Research Papers

Theoretical Two-Dimensional Modeling of Gas Conduction Between Finite Parallel Plates in High Vacuum

[+] Author and Article Information
Taishan Zhu, Wenjing Ye

 Hong Kong University of Science and Technology,Clear Water Bay, Kowloon, Hong Kong, Chinamewye@ust.hk

J. Heat Transfer 134(5), 051013 (Apr 13, 2012) (6 pages) doi:10.1115/1.4005704 History: Received April 26, 2010; Revised August 25, 2010; Published April 11, 2012; Online April 13, 2012

A theoretical approach based on gaskinetic theory is described and applied for the modeling of steady-state free-molecule gaseous heat conduction within a diffusive enclosure. With a representative model of microelectromechanical system (MEMS) devices with integrated heaters, the heat transfer between the heated component and its gaseous ambient enclosed in a high vacuum is studied in detail. A molecular simulation based on the direct simulation Monte Carlo (DSMC) method is also employed to validate the theoretical solutions and to study the effects of incomplete thermal accommodation. The impacts of the finite size of the heated beam as well as the gap between the beam and a substrate on the heat transfer are investigated to examine the appropriateness of the common assumptions employed in the modeling of Pirani sensors. Interesting phenomena that are unique in the free-molecule regime are observed and discussed. These studies are valuable to the design of MEMS devices with microheaters.

Copyright © 2012 by American Society of Mechanical Engineers
Your Session has timed out.
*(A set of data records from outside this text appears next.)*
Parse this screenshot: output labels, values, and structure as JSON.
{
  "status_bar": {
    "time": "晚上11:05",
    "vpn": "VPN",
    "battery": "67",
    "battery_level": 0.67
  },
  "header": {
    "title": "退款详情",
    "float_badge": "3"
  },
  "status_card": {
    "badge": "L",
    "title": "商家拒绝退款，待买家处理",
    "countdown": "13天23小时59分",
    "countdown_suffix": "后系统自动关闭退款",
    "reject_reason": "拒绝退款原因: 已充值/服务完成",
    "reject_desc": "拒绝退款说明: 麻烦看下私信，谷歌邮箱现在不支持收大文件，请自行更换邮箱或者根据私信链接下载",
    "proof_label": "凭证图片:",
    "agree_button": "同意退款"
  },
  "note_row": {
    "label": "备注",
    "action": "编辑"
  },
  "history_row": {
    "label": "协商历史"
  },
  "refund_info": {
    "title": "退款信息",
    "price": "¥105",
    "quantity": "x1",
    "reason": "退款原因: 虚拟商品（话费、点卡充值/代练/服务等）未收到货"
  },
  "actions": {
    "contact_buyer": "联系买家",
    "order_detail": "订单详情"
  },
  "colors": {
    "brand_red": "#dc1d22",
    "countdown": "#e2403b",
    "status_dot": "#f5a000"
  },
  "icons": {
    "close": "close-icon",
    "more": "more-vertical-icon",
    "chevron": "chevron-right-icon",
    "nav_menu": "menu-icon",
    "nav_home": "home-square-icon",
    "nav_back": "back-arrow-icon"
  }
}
Please sign back in to continue.



Grahic Jump Location
Figure 5

Average heat flux versus accommodation coefficient σT; solid lines denote the average heat flux when only the thermal accommodation coefficient of the beam is varied; dashed lines represent the heat fluxes when the thermal accommodation coefficient of the substrate is varied

Grahic Jump Location
Figure 6
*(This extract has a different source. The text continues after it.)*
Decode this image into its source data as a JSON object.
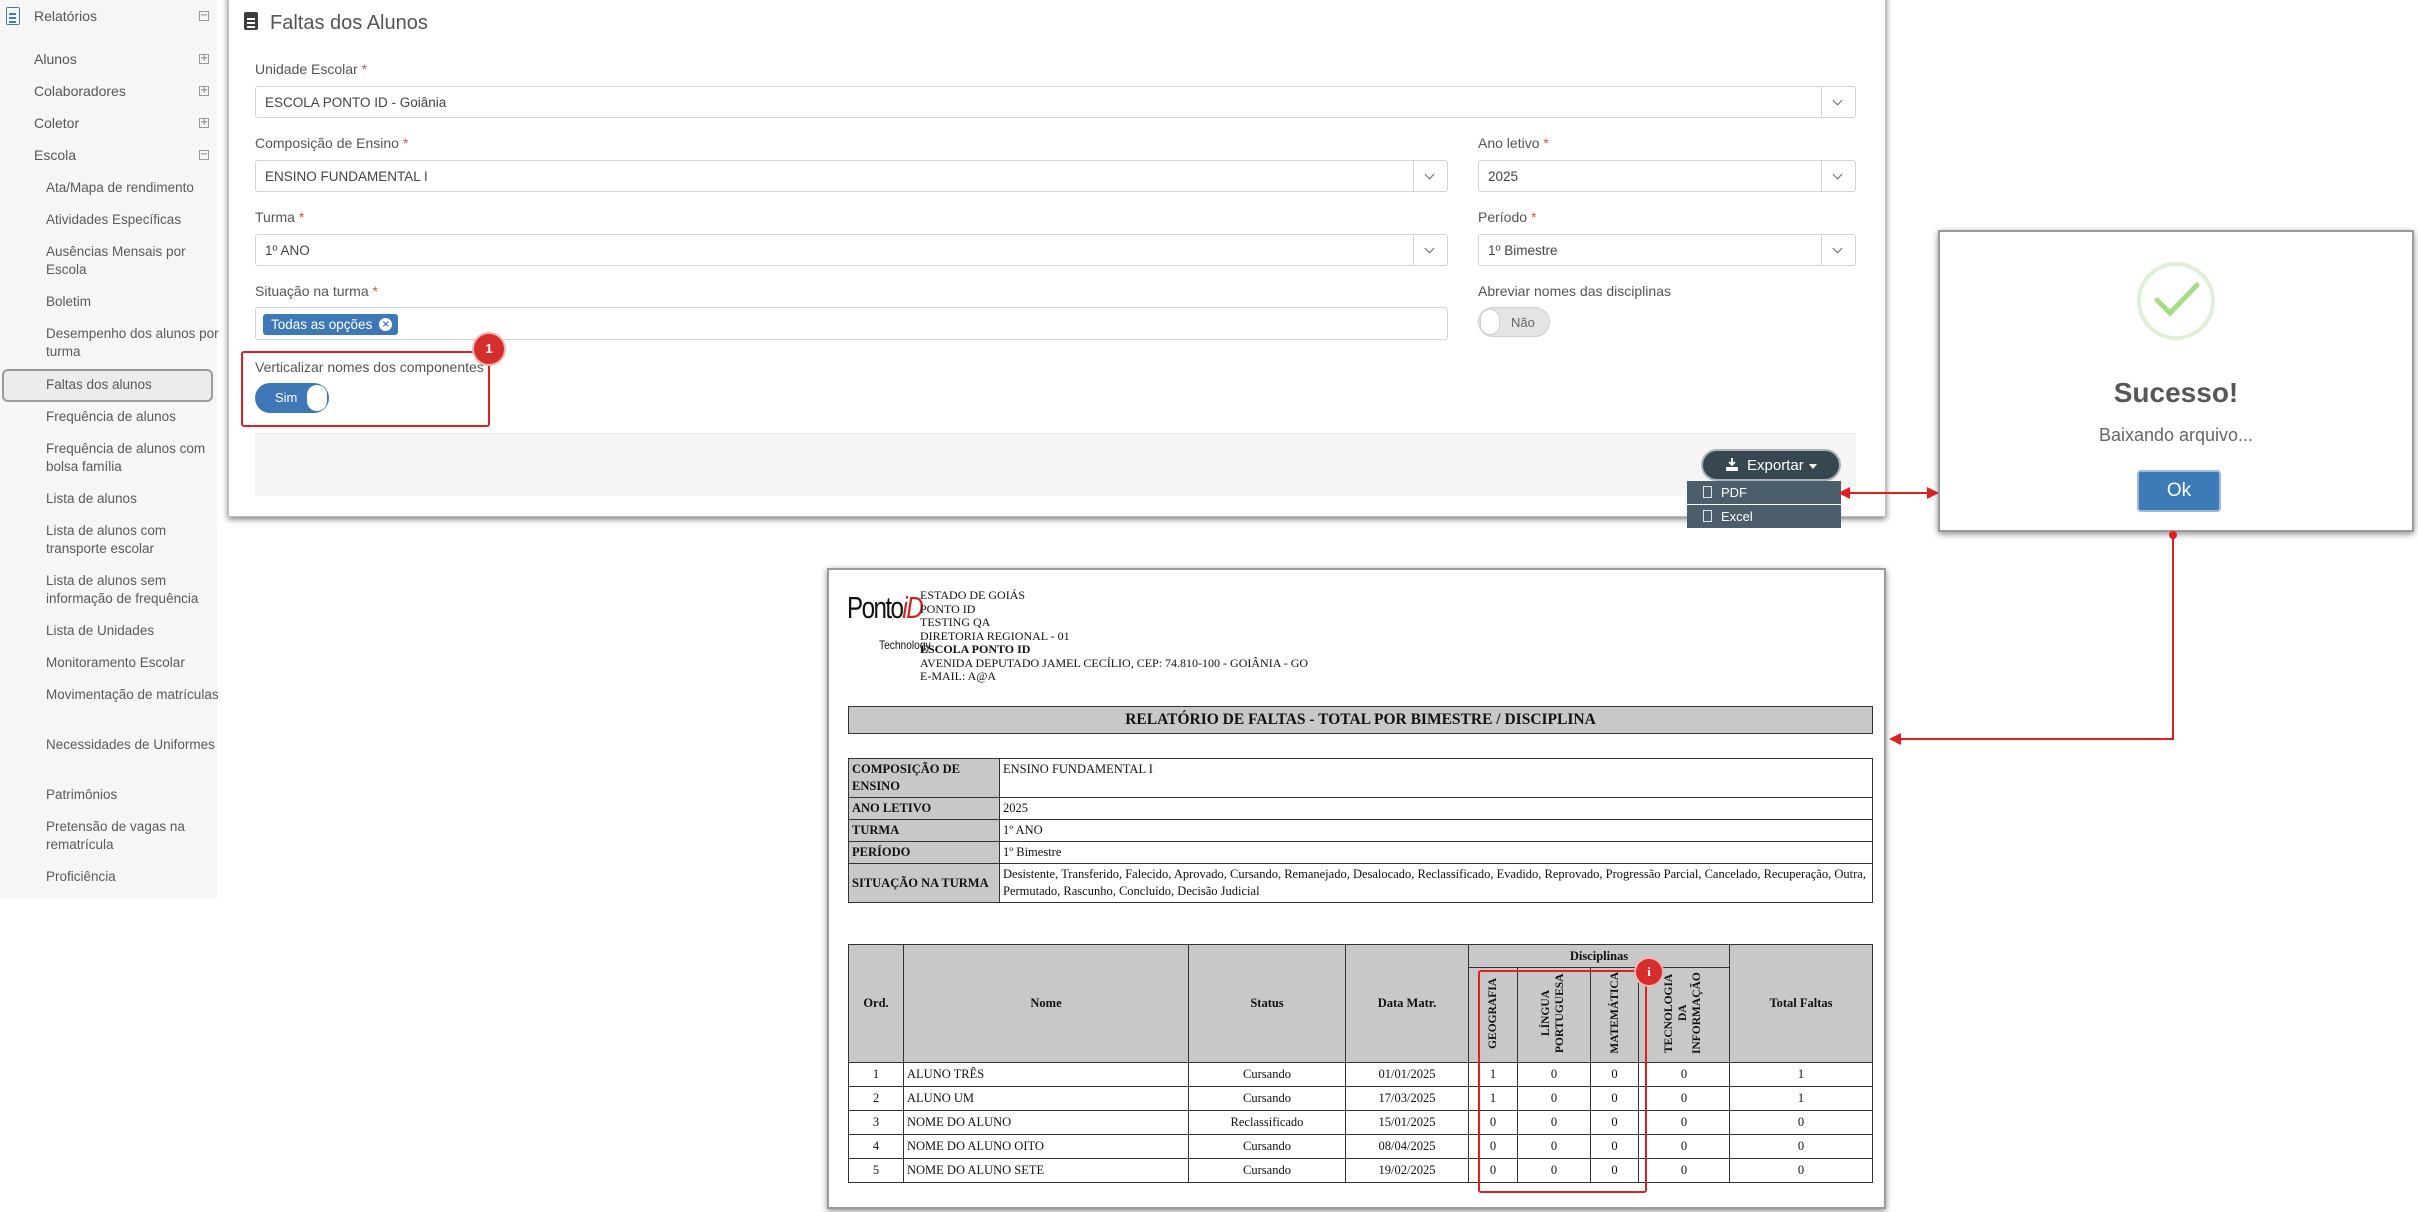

Normalized heat flux versus gap height; beam width is 10 μm and the temperatures of the beam, substrate, and chamber are 500 K, 450 K, and 300 K, respectively. The average heat fluxes are normalized using the values corresponding to a gap of 1 μm.

Grahic Jump Location
Figure 1

Left: schematic geometry of the model problem and illustration of the reachable walls of two representative points in the domain; take point P for instance, the reflected molecules that can reach to this point come from the upper beam surface and the upper chamber wall between points A and B. Right: velocity phase space of point P; the angles define the molecular velocity space of the ith wall that is reachable by P.

Grahic Jump Location
Figure 2

Schematic illustration of the polar angles centered at point P of various objects. Different shapes denote different circumstances: (a) triangles denote the cases when the dashed angle is embedded in the solid angle; (b) rectangles represent the situations where the angles overlap partially; (c) circles signify the cases where two angles do not interact.

Grahic Jump Location
Figure 3

Contours of temperature (a), pressure (b), heat flux (c) when Knc  = 112.55. Left halves present the comparisons between the theoretical results (solid lines) and DSMC simulations (dashed lines); right halves demonstrate the gradual changes of corresponding quantities in space. Heat flow field is also plotted in (c).

Grahic Jump Location
Figure 4

Average heat fluxes at different beam and substrate temperatures; both gap height and beam width are 10 μm. The minus sign indicates that the heat is flowing out of the beam.

Grahic Jump Location
Figure 7

The relative difference between the calculated heat fluxes at different widths and the theoretical solutions based on the infinite parallel-plate assumption; the gap height is kept at 10 μm.

Grahic Jump Location
Figure 8

Heat flux fields of cases with different beam widths, gap is 5 μm and the width-gap ratios are (a) 2, (b) 5, and (c) 10.



Some tools below are only available to our subscribers or users with an online account.

Related Content

Customize your page view by dragging and repositioning the boxes below.

Related Journal Articles
Related eBook Content
Topic Collections

Sorry! You do not have access to this content. For assistance or to subscribe, please contact us:

  • TELEPHONE: 1-800-843-2763 (Toll-free in the USA)
  • EMAIL: asmedigitalcollection@asme.org
Sign In